__GIVEN RECORDS__:
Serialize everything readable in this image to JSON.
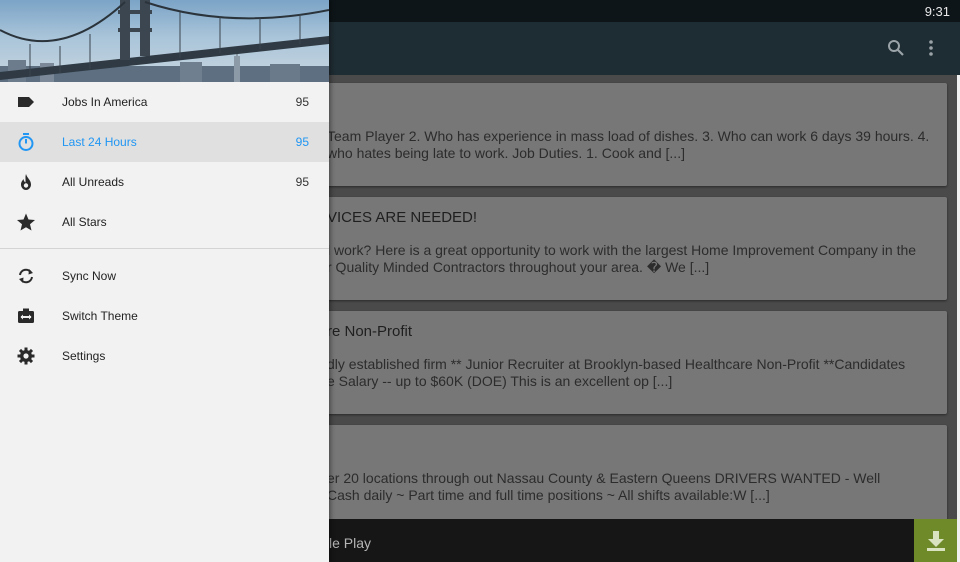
{
  "status_bar": {
    "time": "9:31"
  },
  "app_bar": {
    "search_icon": "search-icon",
    "overflow_icon": "more-vert-icon"
  },
  "articles": [
    {
      "title": "",
      "excerpt_line1": "Team Player 2. Who has experience in mass load of dishes. 3. Who can work 6 days 39 hours. 4.",
      "excerpt_line2": "who hates being late to work. Job Duties. 1. Cook and [...]"
    },
    {
      "title": "VICES ARE NEEDED!",
      "excerpt_line1": "l work? Here is a great opportunity to work with the largest Home Improvement Company in the",
      "excerpt_line2": "r Quality Minded Contractors throughout your area. � We [...]"
    },
    {
      "title": "re Non-Profit",
      "excerpt_line1": "dly established firm ** Junior Recruiter at Brooklyn-based Healthcare Non-Profit **Candidates",
      "excerpt_line2": "e Salary -- up to $60K (DOE) This is an excellent op [...]"
    },
    {
      "title": "",
      "excerpt_line1": "er 20 locations through out Nassau County & Eastern Queens DRIVERS WANTED - Well",
      "excerpt_line2": "Cash daily ~ Part time and full time positions ~ All shifts available:W [...]"
    }
  ],
  "bottom_bar": {
    "label": "le Play",
    "download_icon": "download-icon",
    "accent_color": "#6f8a29"
  },
  "drawer": {
    "accent_color": "#2196f3",
    "feeds": [
      {
        "icon": "label-icon",
        "label": "Jobs In America",
        "count": "95",
        "active": false
      },
      {
        "icon": "timer-icon",
        "label": "Last 24 Hours",
        "count": "95",
        "active": true
      },
      {
        "icon": "fire-icon",
        "label": "All Unreads",
        "count": "95",
        "active": false
      },
      {
        "icon": "star-icon",
        "label": "All Stars",
        "count": "",
        "active": false
      }
    ],
    "actions": [
      {
        "icon": "sync-icon",
        "label": "Sync Now"
      },
      {
        "icon": "theme-icon",
        "label": "Switch Theme"
      },
      {
        "icon": "gear-icon",
        "label": "Settings"
      }
    ]
  }
}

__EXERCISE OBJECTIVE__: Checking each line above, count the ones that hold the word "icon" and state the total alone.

__EXPECTED OUTPUT__: 10